  13. ^ Radosavljević, Goran; Smetana, Walter (2012). "Printed heater elements". In Prudenziati, Maria; Hormadaly, Jacob (eds.). Printed Films: Materials Science and Applications in Sensors, Electronics and Photonics. Oxford: Woodhead Publishing. pp. 429–468. doi:10.1533/9780857096210.2.429. ISBN 978-1-84569-988-8.
  14. ^ "Electrode and Electric Resistance Steam Generators and Hot Water Heaters for low carbon process heating" (PDF). New Zealand: EECA Energy Efficiency and Conservation Authority. July 2019. Retrieved 2 October 2023.

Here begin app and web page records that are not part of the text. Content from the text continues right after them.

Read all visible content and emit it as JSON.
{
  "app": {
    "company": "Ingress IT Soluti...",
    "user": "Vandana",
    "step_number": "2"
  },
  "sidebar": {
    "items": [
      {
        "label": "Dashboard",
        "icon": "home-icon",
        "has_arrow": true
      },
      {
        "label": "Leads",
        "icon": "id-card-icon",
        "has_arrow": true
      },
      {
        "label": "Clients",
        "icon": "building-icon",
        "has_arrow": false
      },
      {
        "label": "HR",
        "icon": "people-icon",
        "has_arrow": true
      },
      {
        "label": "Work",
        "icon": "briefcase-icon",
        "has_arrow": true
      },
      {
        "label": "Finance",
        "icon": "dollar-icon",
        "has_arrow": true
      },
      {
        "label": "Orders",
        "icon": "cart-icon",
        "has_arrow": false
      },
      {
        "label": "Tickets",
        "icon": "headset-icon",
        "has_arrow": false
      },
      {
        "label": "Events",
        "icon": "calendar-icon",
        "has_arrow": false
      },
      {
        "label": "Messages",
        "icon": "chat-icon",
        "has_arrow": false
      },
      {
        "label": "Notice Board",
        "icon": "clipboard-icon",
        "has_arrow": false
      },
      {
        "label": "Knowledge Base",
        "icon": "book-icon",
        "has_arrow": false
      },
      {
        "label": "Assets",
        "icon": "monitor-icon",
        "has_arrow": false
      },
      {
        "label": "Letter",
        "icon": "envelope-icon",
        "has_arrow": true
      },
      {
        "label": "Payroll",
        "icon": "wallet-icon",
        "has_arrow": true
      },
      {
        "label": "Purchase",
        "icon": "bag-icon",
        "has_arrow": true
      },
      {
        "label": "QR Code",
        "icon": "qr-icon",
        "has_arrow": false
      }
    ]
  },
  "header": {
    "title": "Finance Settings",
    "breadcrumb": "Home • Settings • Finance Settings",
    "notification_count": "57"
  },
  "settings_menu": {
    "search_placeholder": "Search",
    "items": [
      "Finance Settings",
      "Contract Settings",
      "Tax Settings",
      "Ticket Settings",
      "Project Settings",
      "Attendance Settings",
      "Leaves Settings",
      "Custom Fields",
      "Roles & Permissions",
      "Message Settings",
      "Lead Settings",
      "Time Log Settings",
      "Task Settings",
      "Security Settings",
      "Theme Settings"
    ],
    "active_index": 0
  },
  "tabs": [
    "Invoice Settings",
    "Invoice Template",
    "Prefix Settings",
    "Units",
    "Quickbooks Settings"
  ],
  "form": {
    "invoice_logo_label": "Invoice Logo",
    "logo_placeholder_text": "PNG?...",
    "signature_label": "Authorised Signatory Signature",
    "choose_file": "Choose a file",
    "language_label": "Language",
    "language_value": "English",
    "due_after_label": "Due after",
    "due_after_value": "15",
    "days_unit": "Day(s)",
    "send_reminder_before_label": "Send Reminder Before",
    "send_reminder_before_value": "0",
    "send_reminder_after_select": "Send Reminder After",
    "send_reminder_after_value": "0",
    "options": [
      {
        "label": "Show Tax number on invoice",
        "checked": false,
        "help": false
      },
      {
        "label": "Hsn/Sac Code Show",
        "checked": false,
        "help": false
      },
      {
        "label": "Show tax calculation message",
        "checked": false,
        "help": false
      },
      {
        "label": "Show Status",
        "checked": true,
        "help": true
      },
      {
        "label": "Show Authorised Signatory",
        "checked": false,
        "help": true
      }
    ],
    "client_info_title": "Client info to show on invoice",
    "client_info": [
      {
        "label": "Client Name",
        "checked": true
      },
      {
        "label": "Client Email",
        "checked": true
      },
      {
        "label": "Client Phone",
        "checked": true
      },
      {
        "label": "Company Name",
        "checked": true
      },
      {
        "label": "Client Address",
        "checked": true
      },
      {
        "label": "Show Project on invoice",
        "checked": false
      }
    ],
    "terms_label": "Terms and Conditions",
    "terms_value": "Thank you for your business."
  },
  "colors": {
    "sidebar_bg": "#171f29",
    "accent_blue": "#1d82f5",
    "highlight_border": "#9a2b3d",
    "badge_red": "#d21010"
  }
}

  15. ^ Rashidian Vaziri, M R; et al. (2012). "New raster-scanned CO2 laser heater for pulsed laser deposition applications: design and modeling for homogenous substrate heating". Optical Engineering. 51 (4): 044301–044301–9. Bibcode:2012OptEn..51d4301R. doi:10.1117/1.OE.51.4.044301. Archived from the original on 2016-10-10.

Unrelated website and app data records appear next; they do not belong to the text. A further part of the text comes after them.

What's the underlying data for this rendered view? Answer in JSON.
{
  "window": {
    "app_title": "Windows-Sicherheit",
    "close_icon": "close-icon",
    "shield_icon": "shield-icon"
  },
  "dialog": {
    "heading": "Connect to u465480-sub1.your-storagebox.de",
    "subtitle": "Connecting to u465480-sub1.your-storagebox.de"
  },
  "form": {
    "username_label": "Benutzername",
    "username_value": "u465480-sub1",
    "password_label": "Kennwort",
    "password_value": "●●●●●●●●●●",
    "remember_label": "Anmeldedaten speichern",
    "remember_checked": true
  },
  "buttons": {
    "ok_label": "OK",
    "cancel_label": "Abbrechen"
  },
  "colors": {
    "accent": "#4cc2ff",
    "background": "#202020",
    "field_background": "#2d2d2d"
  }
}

  16. ^ a b "Why Your Toaster Will Eventually Fail You". Wirecutter: Reviews for the Real World. 2021-09-27. Retrieved 2023-12-29.
  17. ^ Nichol, T. J.; Datta, A.; Aggen, G. (April 1980). "Embrittlement of ferritic stainless steels". Metallurgical Transactions A. 11 (4): 573–585. doi:10.1007/BF02670694. ISSN 0360-2133.

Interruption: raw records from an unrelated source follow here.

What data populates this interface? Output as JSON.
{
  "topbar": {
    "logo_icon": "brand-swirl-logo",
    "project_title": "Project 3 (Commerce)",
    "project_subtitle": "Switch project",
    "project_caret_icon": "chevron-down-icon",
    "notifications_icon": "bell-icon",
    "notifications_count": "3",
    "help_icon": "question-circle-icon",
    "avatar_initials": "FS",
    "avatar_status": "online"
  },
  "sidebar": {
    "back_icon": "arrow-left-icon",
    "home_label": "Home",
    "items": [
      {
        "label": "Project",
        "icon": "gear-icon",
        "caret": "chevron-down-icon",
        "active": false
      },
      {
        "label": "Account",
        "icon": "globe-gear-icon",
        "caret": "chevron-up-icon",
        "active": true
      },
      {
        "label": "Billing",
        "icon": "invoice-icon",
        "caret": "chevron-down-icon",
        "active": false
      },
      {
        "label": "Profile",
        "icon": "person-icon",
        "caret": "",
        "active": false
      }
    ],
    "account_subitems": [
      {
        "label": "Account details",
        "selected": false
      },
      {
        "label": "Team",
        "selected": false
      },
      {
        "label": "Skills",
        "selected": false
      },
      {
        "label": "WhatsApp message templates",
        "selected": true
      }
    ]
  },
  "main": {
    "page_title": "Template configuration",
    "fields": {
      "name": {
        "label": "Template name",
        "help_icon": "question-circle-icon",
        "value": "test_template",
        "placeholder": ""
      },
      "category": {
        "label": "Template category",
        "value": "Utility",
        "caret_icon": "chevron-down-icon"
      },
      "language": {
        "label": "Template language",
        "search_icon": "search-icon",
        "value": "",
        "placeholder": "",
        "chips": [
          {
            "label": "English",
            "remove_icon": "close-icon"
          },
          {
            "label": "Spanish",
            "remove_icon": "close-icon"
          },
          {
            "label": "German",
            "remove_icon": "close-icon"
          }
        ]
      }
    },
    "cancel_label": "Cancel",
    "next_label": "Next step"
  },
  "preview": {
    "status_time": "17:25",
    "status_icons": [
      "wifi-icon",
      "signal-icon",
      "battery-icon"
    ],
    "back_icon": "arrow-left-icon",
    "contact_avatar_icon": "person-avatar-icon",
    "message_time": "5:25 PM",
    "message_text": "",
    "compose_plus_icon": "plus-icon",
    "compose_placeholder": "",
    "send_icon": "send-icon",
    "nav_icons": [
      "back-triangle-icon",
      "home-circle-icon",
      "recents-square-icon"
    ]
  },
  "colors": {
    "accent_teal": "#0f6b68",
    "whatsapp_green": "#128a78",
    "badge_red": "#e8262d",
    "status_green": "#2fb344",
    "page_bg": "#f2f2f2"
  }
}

  18. ^ Sorrell, Chris (2001-02-06). "Silicon Nitride (Si₃N₄) Properties and Applications". AZo Journal of Materials. ISSN 1833-122X. OCLC 939116350.
  19. ^ How to Specify a PTC Heater for an Oven or Similar Appliance2. Process Heating. 26 May 2005. ISSN 1077-5870.
  20. ^ Fang, Shu; Wang, Rui; Ni, Haisu; Liu, Hao; Liu, Li (2022). "A review of flexible electric heating element and electric heating garments" (PDF). Journal of Industrial Textiles. 51 (15): 1015–136S. doi:10.1177/1528083720968278. S2CID 228936246.
  21. ^ Jang, Joohee; Parmar, Narendra S.; Choi, Won-Kook; Choi, Ji-Won (2020). "Rapid Defrost Transparent Thin-Film Heater with Flexibility and Chemical Stability". ACS Applied Materials & Interfaces. 12 (34): 38406–38414. doi:10.1021/acsami.0c10852. PMID 32698575. S2CID 220717357.
  22. ^ B02 Committee. Test Method for Accelerated Life of Nickel-Chromium and Nickel-Chromium-Iron Alloys for Electrical Heating (Report). ASTM International. doi:10.1520/b0076-90r18.((cite report)): CS1 maint: numeric names: authors list (link)
  23. ^ B02 Committee. Test Method of Accelerated Life of Iron-Chromium-Aluminum Alloys for Electrical Heating (Report). ASTM International. doi:10.1520/b0078-90r19.((cite report)): CS1 maint: numeric names: authors list (link)
  24. ^ IEC 60335-1:2020, Household and similar electrical appliances - Safety